Work item: Nothing but the entries, copied exactly, should appear in the response.

Stored data entries:
——
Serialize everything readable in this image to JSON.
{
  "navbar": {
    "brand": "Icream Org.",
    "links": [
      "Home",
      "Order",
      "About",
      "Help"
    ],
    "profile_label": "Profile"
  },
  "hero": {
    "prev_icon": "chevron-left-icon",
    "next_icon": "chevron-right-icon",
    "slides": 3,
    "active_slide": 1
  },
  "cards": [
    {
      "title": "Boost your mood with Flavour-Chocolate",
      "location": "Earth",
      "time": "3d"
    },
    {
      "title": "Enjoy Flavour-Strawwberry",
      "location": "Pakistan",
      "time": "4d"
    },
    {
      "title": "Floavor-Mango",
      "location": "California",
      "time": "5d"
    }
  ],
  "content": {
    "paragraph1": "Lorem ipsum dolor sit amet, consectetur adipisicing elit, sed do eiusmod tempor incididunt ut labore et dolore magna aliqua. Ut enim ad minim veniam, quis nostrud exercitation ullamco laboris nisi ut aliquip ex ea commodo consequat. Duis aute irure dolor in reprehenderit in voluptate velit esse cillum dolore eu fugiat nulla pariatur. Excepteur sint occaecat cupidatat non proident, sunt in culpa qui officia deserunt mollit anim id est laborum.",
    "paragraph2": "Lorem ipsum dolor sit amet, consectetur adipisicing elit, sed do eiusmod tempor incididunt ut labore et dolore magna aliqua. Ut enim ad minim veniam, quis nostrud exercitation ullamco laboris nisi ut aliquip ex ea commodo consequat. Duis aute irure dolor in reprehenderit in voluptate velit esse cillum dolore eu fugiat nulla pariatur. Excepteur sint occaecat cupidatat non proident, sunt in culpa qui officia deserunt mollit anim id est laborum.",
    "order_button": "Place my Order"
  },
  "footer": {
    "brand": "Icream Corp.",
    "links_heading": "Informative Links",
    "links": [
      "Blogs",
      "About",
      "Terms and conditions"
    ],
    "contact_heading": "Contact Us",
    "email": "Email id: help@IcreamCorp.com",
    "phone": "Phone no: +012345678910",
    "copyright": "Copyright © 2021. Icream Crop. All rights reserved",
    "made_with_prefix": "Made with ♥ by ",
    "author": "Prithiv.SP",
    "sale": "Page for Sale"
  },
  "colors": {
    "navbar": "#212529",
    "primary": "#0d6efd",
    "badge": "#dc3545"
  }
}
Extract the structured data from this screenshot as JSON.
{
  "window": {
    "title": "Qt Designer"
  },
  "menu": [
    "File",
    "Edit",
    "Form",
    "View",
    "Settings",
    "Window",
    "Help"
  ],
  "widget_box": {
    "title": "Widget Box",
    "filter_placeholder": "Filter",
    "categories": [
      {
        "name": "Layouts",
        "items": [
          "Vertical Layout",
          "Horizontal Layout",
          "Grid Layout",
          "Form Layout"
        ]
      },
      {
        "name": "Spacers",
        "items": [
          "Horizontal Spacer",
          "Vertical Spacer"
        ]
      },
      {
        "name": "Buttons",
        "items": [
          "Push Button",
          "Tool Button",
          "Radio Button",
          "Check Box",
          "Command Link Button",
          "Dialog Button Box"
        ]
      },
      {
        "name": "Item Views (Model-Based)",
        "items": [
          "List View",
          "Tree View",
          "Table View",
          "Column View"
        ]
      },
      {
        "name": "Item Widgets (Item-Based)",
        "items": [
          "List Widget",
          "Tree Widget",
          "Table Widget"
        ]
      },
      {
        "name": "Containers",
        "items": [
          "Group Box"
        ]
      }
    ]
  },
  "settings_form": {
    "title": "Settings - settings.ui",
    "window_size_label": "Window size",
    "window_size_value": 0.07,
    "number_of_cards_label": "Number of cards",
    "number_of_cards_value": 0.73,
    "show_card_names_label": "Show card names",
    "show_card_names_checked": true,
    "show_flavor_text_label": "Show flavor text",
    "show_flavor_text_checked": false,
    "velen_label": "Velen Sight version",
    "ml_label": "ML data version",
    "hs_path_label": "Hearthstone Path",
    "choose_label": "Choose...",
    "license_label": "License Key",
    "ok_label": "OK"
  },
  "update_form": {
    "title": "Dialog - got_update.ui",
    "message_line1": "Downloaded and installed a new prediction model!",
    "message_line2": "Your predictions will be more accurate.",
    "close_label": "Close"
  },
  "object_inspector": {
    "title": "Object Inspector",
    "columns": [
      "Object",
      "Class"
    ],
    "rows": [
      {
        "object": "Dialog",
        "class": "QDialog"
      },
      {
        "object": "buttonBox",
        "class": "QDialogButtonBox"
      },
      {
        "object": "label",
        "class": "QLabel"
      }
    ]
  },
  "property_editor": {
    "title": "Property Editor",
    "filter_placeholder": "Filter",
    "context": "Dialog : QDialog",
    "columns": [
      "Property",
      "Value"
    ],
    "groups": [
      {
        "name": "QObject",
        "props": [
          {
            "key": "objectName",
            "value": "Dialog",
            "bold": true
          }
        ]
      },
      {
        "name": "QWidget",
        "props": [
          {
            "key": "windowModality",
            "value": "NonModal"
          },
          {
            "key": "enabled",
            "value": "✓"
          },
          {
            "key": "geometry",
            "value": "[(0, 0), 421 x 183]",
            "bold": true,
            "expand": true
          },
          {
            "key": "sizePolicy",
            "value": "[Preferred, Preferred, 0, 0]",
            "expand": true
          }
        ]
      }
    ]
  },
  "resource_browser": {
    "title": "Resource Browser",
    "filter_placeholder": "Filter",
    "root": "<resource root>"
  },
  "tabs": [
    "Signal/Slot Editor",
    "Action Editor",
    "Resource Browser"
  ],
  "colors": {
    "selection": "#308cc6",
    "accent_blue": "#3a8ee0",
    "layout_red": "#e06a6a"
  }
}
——
Problem solution:
Serialize everything readable in this image to JSON.
{
  "navbar": {
    "brand": "Icream Org.",
    "links": [
      "Home",
      "Order",
      "About",
      "Help"
    ],
    "profile_label": "Profile"
  },
  "hero": {
    "prev_icon": "chevron-left-icon",
    "next_icon": "chevron-right-icon",
    "slides": 3,
    "active_slide": 1
  },
  "cards": [
    {
      "title": "Boost your mood with Flavour-Chocolate",
      "location": "Earth",
      "time": "3d"
    },
    {
      "title": "Enjoy Flavour-Strawwberry",
      "location": "Pakistan",
      "time": "4d"
    },
    {
      "title": "Floavor-Mango",
      "location": "California",
      "time": "5d"
    }
  ],
  "content": {
    "paragraph1": "Lorem ipsum dolor sit amet, consectetur adipisicing elit, sed do eiusmod tempor incididunt ut labore et dolore magna aliqua. Ut enim ad minim veniam, quis nostrud exercitation ullamco laboris nisi ut aliquip ex ea commodo consequat. Duis aute irure dolor in reprehenderit in voluptate velit esse cillum dolore eu fugiat nulla pariatur. Excepteur sint occaecat cupidatat non proident, sunt in culpa qui officia deserunt mollit anim id est laborum.",
    "paragraph2": "Lorem ipsum dolor sit amet, consectetur adipisicing elit, sed do eiusmod tempor incididunt ut labore et dolore magna aliqua. Ut enim ad minim veniam, quis nostrud exercitation ullamco laboris nisi ut aliquip ex ea commodo consequat. Duis aute irure dolor in reprehenderit in voluptate velit esse cillum dolore eu fugiat nulla pariatur. Excepteur sint occaecat cupidatat non proident, sunt in culpa qui officia deserunt mollit anim id est laborum.",
    "order_button": "Place my Order"
  },
  "footer": {
    "brand": "Icream Corp.",
    "links_heading": "Informative Links",
    "links": [
      "Blogs",
      "About",
      "Terms and conditions"
    ],
    "contact_heading": "Contact Us",
    "email": "Email id: help@IcreamCorp.com",
    "phone": "Phone no: +012345678910",
    "copyright": "Copyright © 2021. Icream Crop. All rights reserved",
    "made_with_prefix": "Made with ♥ by ",
    "author": "Prithiv.SP",
    "sale": "Page for Sale"
  },
  "colors": {
    "navbar": "#212529",
    "primary": "#0d6efd",
    "badge": "#dc3545"
  }
}
Extract the structured data from this screenshot as JSON.
{
  "window": {
    "title": "Qt Designer"
  },
  "menu": [
    "File",
    "Edit",
    "Form",
    "View",
    "Settings",
    "Window",
    "Help"
  ],
  "widget_box": {
    "title": "Widget Box",
    "filter_placeholder": "Filter",
    "categories": [
      {
        "name": "Layouts",
        "items": [
          "Vertical Layout",
          "Horizontal Layout",
          "Grid Layout",
          "Form Layout"
        ]
      },
      {
        "name": "Spacers",
        "items": [
          "Horizontal Spacer",
          "Vertical Spacer"
        ]
      },
      {
        "name": "Buttons",
        "items": [
          "Push Button",
          "Tool Button",
          "Radio Button",
          "Check Box",
          "Command Link Button",
          "Dialog Button Box"
        ]
      },
      {
        "name": "Item Views (Model-Based)",
        "items": [
          "List View",
          "Tree View",
          "Table View",
          "Column View"
        ]
      },
      {
        "name": "Item Widgets (Item-Based)",
        "items": [
          "List Widget",
          "Tree Widget",
          "Table Widget"
        ]
      },
      {
        "name": "Containers",
        "items": [
          "Group Box"
        ]
      }
    ]
  },
  "settings_form": {
    "title": "Settings - settings.ui",
    "window_size_label": "Window size",
    "window_size_value": 0.07,
    "number_of_cards_label": "Number of cards",
    "number_of_cards_value": 0.73,
    "show_card_names_label": "Show card names",
    "show_card_names_checked": true,
    "show_flavor_text_label": "Show flavor text",
    "show_flavor_text_checked": false,
    "velen_label": "Velen Sight version",
    "ml_label": "ML data version",
    "hs_path_label": "Hearthstone Path",
    "choose_label": "Choose...",
    "license_label": "License Key",
    "ok_label": "OK"
  },
  "update_form": {
    "title": "Dialog - got_update.ui",
    "message_line1": "Downloaded and installed a new prediction model!",
    "message_line2": "Your predictions will be more accurate.",
    "close_label": "Close"
  },
  "object_inspector": {
    "title": "Object Inspector",
    "columns": [
      "Object",
      "Class"
    ],
    "rows": [
      {
        "object": "Dialog",
        "class": "QDialog"
      },
      {
        "object": "buttonBox",
        "class": "QDialogButtonBox"
      },
      {
        "object": "label",
        "class": "QLabel"
      }
    ]
  },
  "property_editor": {
    "title": "Property Editor",
    "filter_placeholder": "Filter",
    "context": "Dialog : QDialog",
    "columns": [
      "Property",
      "Value"
    ],
    "groups": [
      {
        "name": "QObject",
        "props": [
          {
            "key": "objectName",
            "value": "Dialog",
            "bold": true
          }
        ]
      },
      {
        "name": "QWidget",
        "props": [
          {
            "key": "windowModality",
            "value": "NonModal"
          },
          {
            "key": "enabled",
            "value": "✓"
          },
          {
            "key": "geometry",
            "value": "[(0, 0), 421 x 183]",
            "bold": true,
            "expand": true
          },
          {
            "key": "sizePolicy",
            "value": "[Preferred, Preferred, 0, 0]",
            "expand": true
          }
        ]
      }
    ]
  },
  "resource_browser": {
    "title": "Resource Browser",
    "filter_placeholder": "Filter",
    "root": "<resource root>"
  },
  "tabs": [
    "Signal/Slot Editor",
    "Action Editor",
    "Resource Browser"
  ],
  "colors": {
    "selection": "#308cc6",
    "accent_blue": "#3a8ee0",
    "layout_red": "#e06a6a"
  }
}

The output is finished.